As he did so, talks pivoted to what could become another battlefront for Metro: the state’s formula for delivering state funds to local school districts, known as the Basic Education Program, which Metro has long alleged cuts them short of dollars. “It’s worth investigating whether the BEP is, in fact, equitable, particularly in how it treats urban districts like Nashville,” Washington, D.C.-based attorney John Borkowski said Friday. Borkowski, hired by MNPS, ramped up an already simmering debate when he released a legal memo last month claiming that the Tennessee law that allows the operation of publicly financed, privately led charters imposes increased costs on local governments with no offsetting subsidy from the state.
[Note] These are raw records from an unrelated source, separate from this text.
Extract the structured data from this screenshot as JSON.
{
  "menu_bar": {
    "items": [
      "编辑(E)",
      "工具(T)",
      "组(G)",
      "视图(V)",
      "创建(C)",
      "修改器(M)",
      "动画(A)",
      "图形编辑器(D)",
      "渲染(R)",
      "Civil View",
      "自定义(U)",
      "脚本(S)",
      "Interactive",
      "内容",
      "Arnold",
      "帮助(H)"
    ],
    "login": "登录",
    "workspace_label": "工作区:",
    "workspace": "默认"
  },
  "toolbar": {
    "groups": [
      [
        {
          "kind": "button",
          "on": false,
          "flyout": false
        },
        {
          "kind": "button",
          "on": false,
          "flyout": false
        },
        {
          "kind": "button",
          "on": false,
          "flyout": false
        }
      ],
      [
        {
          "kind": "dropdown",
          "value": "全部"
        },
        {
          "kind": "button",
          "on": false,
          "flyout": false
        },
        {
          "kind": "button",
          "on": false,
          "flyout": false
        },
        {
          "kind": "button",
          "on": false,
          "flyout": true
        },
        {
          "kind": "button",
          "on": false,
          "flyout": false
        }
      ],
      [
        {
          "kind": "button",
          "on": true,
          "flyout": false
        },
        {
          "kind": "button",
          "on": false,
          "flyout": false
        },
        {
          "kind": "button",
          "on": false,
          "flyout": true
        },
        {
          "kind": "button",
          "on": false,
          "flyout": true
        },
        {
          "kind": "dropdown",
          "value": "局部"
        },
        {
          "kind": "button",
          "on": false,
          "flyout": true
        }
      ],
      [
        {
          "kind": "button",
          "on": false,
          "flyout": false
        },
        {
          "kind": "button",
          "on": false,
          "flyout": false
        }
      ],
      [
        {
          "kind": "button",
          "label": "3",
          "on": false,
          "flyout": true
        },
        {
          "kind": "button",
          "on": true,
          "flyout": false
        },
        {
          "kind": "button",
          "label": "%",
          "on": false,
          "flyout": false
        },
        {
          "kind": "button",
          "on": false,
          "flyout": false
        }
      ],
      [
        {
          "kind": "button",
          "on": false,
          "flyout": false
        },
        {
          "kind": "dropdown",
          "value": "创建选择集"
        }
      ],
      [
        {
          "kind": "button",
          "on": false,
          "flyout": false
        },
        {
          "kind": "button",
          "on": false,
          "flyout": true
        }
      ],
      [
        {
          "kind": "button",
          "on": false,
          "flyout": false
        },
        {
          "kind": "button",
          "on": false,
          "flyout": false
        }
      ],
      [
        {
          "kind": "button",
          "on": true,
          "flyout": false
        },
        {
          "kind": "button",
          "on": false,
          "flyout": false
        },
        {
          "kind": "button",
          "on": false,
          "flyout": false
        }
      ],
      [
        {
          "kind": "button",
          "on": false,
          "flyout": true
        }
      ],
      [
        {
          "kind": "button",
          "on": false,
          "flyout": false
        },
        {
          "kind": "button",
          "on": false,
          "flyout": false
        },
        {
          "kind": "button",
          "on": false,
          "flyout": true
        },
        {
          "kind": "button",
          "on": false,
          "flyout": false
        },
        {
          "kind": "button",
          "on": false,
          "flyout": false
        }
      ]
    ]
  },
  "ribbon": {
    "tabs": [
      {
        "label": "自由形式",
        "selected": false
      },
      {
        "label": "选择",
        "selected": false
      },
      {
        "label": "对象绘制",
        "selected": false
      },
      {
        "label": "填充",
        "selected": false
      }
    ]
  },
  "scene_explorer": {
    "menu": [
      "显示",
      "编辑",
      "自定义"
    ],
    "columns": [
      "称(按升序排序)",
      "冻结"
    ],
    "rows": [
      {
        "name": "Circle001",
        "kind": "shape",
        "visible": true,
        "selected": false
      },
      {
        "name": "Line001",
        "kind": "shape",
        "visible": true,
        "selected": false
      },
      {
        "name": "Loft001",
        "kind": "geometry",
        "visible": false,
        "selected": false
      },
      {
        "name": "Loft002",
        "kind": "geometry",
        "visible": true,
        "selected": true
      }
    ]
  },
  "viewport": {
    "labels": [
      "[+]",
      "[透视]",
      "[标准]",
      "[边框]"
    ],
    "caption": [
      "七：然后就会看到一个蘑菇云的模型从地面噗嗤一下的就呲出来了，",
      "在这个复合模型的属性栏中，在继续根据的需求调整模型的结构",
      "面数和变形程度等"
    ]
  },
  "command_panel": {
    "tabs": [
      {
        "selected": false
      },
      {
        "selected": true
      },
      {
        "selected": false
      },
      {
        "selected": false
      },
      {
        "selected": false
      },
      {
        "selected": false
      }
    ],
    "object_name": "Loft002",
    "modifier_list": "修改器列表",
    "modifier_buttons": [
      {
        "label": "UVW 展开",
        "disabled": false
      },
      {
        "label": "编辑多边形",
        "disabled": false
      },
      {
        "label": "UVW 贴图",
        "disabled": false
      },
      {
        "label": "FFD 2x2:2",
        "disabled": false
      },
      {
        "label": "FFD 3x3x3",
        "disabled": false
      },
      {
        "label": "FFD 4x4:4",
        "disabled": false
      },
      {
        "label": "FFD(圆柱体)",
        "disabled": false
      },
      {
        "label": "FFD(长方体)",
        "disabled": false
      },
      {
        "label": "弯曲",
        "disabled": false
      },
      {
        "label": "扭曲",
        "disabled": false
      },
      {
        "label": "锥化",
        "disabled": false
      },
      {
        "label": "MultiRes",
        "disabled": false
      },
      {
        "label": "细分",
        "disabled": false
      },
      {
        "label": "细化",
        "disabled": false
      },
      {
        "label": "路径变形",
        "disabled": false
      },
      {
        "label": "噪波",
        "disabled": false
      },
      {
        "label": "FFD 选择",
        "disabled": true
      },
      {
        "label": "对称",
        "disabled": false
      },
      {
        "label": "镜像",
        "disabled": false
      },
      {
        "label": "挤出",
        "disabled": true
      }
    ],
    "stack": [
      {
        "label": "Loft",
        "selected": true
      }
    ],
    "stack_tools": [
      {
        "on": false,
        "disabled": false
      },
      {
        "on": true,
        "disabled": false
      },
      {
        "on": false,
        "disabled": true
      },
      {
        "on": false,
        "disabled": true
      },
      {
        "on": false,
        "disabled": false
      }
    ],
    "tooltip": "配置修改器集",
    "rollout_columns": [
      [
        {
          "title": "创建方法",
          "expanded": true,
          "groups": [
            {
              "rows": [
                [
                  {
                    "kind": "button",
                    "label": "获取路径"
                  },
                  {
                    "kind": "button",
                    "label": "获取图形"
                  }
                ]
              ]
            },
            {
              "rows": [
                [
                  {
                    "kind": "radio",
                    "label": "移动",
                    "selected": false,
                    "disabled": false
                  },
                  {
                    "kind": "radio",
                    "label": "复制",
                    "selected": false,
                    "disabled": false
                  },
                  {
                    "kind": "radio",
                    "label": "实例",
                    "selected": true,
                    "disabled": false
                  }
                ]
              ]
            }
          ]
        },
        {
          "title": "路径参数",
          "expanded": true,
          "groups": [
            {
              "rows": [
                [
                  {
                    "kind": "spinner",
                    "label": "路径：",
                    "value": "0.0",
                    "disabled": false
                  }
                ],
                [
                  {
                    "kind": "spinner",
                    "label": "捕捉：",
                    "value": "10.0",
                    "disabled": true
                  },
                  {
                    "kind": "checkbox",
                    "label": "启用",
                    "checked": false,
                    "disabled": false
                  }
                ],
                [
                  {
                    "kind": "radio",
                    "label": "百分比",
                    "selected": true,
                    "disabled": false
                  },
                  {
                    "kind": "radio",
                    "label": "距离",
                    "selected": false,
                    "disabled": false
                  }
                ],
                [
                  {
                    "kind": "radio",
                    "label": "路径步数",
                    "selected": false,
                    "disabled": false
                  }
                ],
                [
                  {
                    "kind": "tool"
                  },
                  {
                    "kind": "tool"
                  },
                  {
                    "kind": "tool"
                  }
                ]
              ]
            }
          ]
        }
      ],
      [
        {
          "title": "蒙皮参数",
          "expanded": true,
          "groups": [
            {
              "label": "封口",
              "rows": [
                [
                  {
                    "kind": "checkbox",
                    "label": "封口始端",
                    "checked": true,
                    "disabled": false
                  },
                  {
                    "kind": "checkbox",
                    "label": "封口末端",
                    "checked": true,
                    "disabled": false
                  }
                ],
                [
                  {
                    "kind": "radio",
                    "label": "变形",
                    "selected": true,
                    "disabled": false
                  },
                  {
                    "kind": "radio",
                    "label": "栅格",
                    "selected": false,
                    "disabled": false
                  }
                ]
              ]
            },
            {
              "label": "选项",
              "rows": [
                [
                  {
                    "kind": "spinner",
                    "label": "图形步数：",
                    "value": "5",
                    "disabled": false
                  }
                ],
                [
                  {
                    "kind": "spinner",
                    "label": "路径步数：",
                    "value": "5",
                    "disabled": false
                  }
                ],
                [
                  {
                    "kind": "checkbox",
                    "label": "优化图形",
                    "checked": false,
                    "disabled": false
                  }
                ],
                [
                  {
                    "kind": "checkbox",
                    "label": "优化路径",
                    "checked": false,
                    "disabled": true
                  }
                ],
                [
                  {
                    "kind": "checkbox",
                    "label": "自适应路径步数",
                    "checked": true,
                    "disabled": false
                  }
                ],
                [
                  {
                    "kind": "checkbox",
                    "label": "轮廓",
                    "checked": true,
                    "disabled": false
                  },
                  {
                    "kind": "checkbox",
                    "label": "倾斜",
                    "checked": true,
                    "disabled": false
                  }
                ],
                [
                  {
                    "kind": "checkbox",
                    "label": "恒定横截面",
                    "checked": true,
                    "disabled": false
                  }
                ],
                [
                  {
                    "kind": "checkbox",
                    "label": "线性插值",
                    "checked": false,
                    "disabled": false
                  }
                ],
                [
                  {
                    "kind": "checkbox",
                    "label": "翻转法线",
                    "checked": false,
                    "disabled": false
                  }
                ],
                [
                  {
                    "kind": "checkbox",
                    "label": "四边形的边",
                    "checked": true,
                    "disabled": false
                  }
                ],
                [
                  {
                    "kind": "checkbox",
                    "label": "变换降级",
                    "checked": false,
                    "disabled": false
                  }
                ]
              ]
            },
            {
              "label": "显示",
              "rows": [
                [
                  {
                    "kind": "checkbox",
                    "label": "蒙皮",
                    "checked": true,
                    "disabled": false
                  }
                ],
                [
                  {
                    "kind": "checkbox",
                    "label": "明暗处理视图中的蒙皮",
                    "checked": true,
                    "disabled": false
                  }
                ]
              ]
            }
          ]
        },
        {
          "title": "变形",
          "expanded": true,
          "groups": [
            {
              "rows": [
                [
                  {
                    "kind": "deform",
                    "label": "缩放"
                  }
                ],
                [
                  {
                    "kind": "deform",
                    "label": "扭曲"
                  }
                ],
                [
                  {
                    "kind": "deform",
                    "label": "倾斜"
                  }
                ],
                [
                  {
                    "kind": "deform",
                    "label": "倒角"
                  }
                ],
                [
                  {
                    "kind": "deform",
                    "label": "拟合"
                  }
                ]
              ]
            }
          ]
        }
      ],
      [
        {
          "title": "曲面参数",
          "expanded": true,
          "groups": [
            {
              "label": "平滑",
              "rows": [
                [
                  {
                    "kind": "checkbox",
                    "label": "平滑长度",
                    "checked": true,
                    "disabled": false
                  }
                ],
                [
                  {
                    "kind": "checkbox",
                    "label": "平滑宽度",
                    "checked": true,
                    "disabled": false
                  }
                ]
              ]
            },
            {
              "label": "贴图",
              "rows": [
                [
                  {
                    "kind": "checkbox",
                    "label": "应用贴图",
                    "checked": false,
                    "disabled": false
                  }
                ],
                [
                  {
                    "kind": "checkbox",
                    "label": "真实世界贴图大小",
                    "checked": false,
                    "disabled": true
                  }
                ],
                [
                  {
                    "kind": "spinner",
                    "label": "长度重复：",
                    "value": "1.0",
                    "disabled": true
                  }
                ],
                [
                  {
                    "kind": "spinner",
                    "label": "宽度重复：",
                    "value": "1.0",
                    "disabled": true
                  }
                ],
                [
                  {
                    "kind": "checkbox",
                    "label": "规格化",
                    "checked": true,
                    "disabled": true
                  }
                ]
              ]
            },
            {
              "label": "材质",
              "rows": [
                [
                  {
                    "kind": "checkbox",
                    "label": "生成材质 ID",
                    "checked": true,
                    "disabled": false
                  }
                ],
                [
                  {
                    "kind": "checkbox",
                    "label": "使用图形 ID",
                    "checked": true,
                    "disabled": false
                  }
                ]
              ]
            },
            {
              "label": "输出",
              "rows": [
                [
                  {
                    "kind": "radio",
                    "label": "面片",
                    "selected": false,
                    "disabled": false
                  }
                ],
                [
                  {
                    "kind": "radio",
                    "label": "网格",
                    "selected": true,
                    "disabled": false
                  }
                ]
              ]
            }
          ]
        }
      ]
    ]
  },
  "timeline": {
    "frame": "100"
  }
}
Some members of Nashville’s school board and the Metro Council want to show state officials the district can’t afford to keep adding more charter schools. They argue it’s unsustainable, and is hollowing out traditional public schools. Metro has added more than a dozen charters in recent years. They run their own way, getting public money like a traditional school, so long as their students show good results. The trouble, says Councilman Steve Glover, is the proliferation of charters is eating a growing slice of the budget, which may close some other schools: “Just because a student leaves a building, you don’t close the whole building, and so the hard costs remain, and it’s putting a financial strain on the taxpayers of Nashville.”